What is the Future Trend?

Monthly Number of Cataloged Objects in Earth Orbit by Object Type: This chart displays a summary of all objects in Earth orbit officially cataloged by the U.S. Space Surveillance Network. “Fragmentation debris” includes satellite breakup debris and anomalous event debris, while “mission-related debris” includes all objects dispensed, separated, or released as part of the planned mission. Graphic courtesy of NASA Orbital Debris Program Office.   Updated regularly at http://orbitaldebris.jsc.nasa.gov/

Monthly Number of Cataloged Objects in Earth Orbit by Object Type: This chart displays a summary of all objects in Earth orbit officially cataloged by the U.S. Space Surveillance Network. “Fragmentation debris” includes satellite breakup debris and anomalous event debris, while “mission-related debris” includes all objects dispensed, separated, or released as part of the planned mission. Graphic courtesy of NASA Orbital Debris Program Office. Updated regularly at http://orbitaldebris.jsc.nasa.gov/

Aerospace models of the future debris environment clearly show that the future population will be dominated by collision debris.

Aerospace models of the future debris environment clearly show that the future population will be dominated by collision debris.

The amount of debris on orbit in the future will depend upon whether the creation or removal rate dominates. Currently, the only mechanism for removal of uncontrolled objects is orbital decay through atmospheric drag, which ultimately leads to reentry. This mechanism is only effective in a restricted range of low Earth orbits. At higher orbits, it takes hundreds to thousands of years for objects to reenter, so there is no effective removal mechanism. Historically, the creation rate of debris has outpaced the removal rate, leading to a net growth in the debris population in low Earth orbit at an average rate of approximately five percent per year.

A major contributor to the current debris population has been fragment generation via explosions. As the debris mitigation measure of passivation becomes more commonly practiced, it is expected that explosions will decrease in frequency. It may take a few decades for the practice to become implemented widely enough to reduce the explosion rate, which currently stands at about four per year.

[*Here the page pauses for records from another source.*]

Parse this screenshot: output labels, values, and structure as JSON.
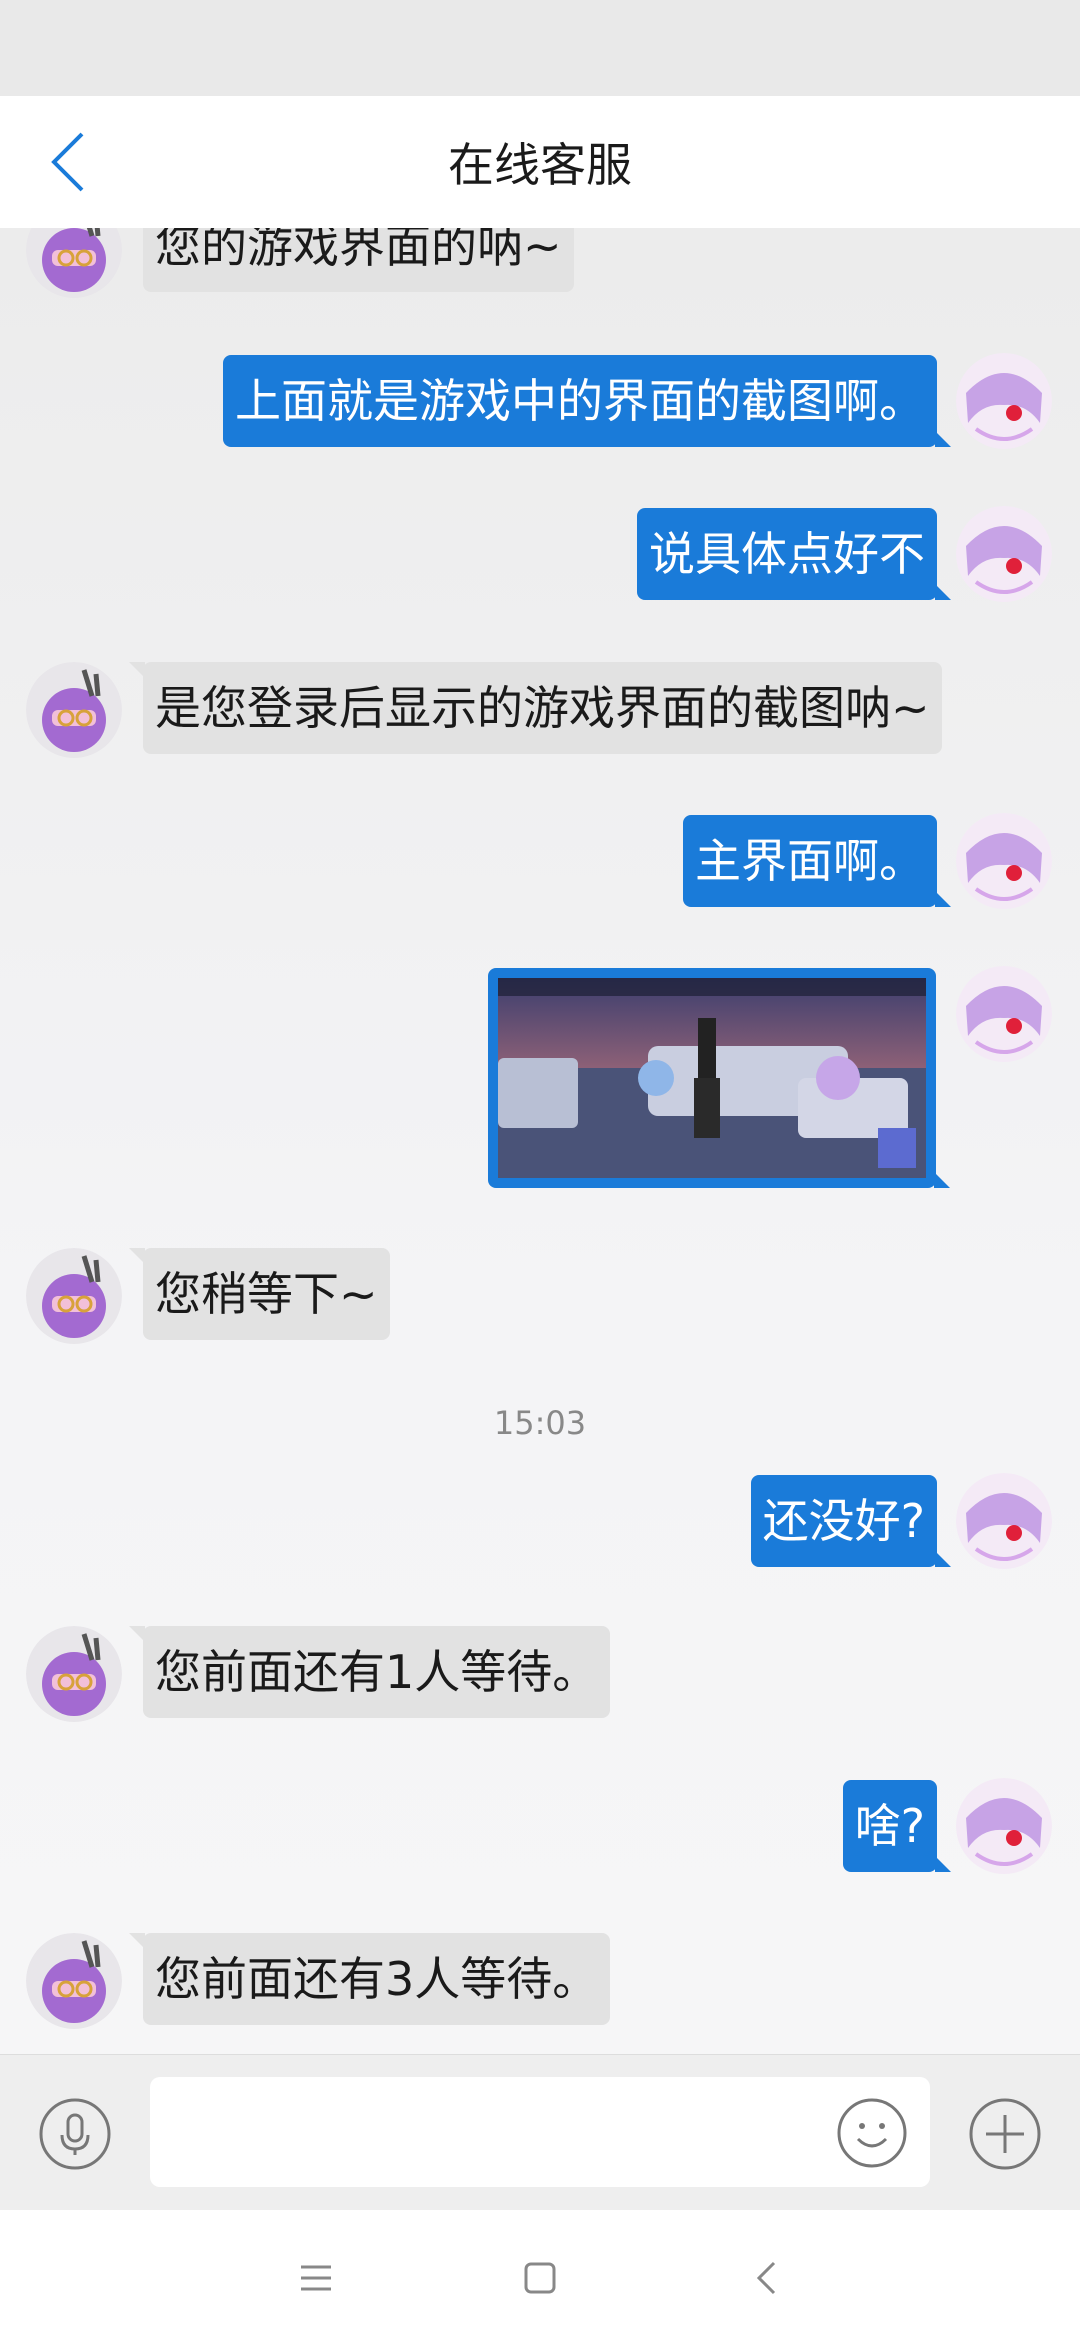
{
  "header": {
    "title": "在线客服"
  },
  "messages": [
    {
      "side": "left",
      "text": "您的游戏界面的呐~"
    },
    {
      "side": "right",
      "text": "上面就是游戏中的界面的截图啊。"
    },
    {
      "side": "right",
      "text": "说具体点好不"
    },
    {
      "side": "left",
      "text": "是您登录后显示的游戏界面的截图呐~"
    },
    {
      "side": "right",
      "text": "主界面啊。"
    },
    {
      "side": "right",
      "type": "image"
    },
    {
      "side": "left",
      "text": "您稍等下~"
    },
    {
      "timestamp": "15:03"
    },
    {
      "side": "right",
      "text": "还没好?"
    },
    {
      "side": "left",
      "text": "您前面还有1人等待。"
    },
    {
      "side": "right",
      "text": "啥?"
    },
    {
      "side": "left",
      "text": "您前面还有3人等待。"
    }
  ],
  "input": {
    "value": "",
    "placeholder": ""
  },
  "icons": {
    "back": "chevron-left-icon",
    "mic": "microphone-icon",
    "emoji": "smiley-icon",
    "plus": "plus-icon",
    "nav_menu": "menu-icon",
    "nav_home": "home-square-icon",
    "nav_back": "back-triangle-icon"
  },
  "colors": {
    "accent": "#1a7bd9",
    "bubble_left": "#e2e2e2",
    "header_bg": "#ffffff",
    "page_bg": "#ececec"
  }
}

Beginning in the late 1990s, many space operators began adopting practices to minimize space debris, and progress was clearly being made. The deliberate destruction of the FY-1C satellite by the Chinese, and the later collision of Iridium 33 and Cosmos 2251, undid a decade of progress in reducing the number of objects in orbit.

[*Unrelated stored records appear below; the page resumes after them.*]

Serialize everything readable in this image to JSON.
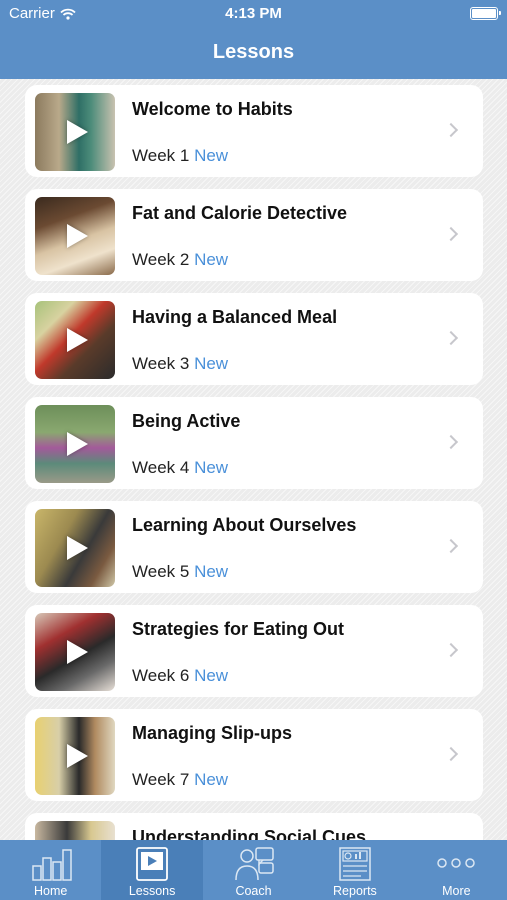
{
  "status_bar": {
    "carrier": "Carrier",
    "time": "4:13 PM"
  },
  "nav": {
    "title": "Lessons"
  },
  "lessons": [
    {
      "title": "Welcome to Habits",
      "week": "Week 1",
      "badge": "New"
    },
    {
      "title": "Fat and Calorie Detective",
      "week": "Week 2",
      "badge": "New"
    },
    {
      "title": "Having a Balanced Meal",
      "week": "Week 3",
      "badge": "New"
    },
    {
      "title": "Being Active",
      "week": "Week 4",
      "badge": "New"
    },
    {
      "title": "Learning About Ourselves",
      "week": "Week 5",
      "badge": "New"
    },
    {
      "title": "Strategies for Eating Out",
      "week": "Week 6",
      "badge": "New"
    },
    {
      "title": "Managing Slip-ups",
      "week": "Week 7",
      "badge": "New"
    },
    {
      "title": "Understanding Social Cues",
      "week": "",
      "badge": ""
    }
  ],
  "tabs": [
    {
      "label": "Home",
      "icon": "bar-chart-icon"
    },
    {
      "label": "Lessons",
      "icon": "video-icon"
    },
    {
      "label": "Coach",
      "icon": "coach-chat-icon"
    },
    {
      "label": "Reports",
      "icon": "report-icon"
    },
    {
      "label": "More",
      "icon": "more-icon"
    }
  ],
  "colors": {
    "nav": "#5b8fc7",
    "tab_active": "#4a7fb8",
    "accent_new": "#4a90d9"
  }
}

It is predicted that the main contributor to the future growth of the debris environment in LEO will be debris created by collisions. The most effective way to reduce this growth is through the reduction in the number of large objects (satellites and upper stages) left in orbit. Due to their large masses these objects become the major source of debris from collisions. One of the most cost-efficient ways to do this is through post-mission or end-of-life disposal. After the end of a mission the satellite or upper stage is moved into an orbit with a reduced lifetime. That orbit may allow the object to reenter the atmosphere within 25 years or it may reentry the object within the next orbit. Reducing the amount of time large objects are in orbit reduces the chance that they will be hit and produce more debris.

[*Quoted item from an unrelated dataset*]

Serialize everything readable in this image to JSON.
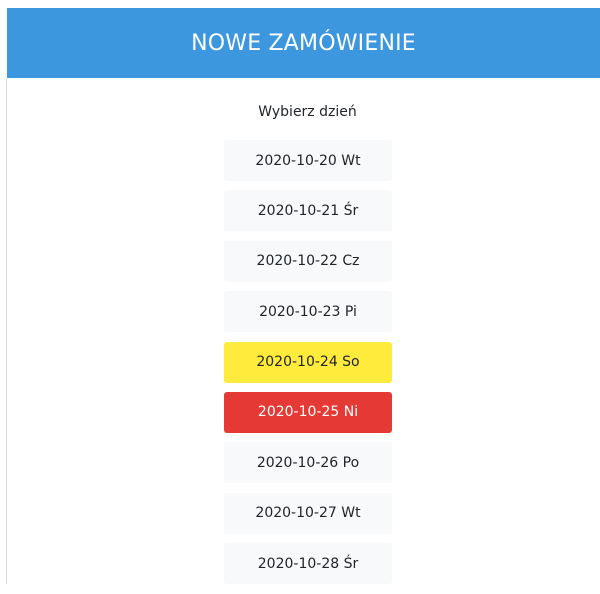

Because of the increased number of objects, lack of sufficient debris mitigation efforts such as collision avoidance could eventually result in collision-driven population growth. Various technical models for population growth have been developed by the international community. Most models agree that rapid population growth can occur in the absence of appropriate debris mitigation. They also agree that the population level required to trigger rapid growth in a given orbital region will be achieved before rapid growth is observed. In low Earth orbit (LEO), we are already at that level.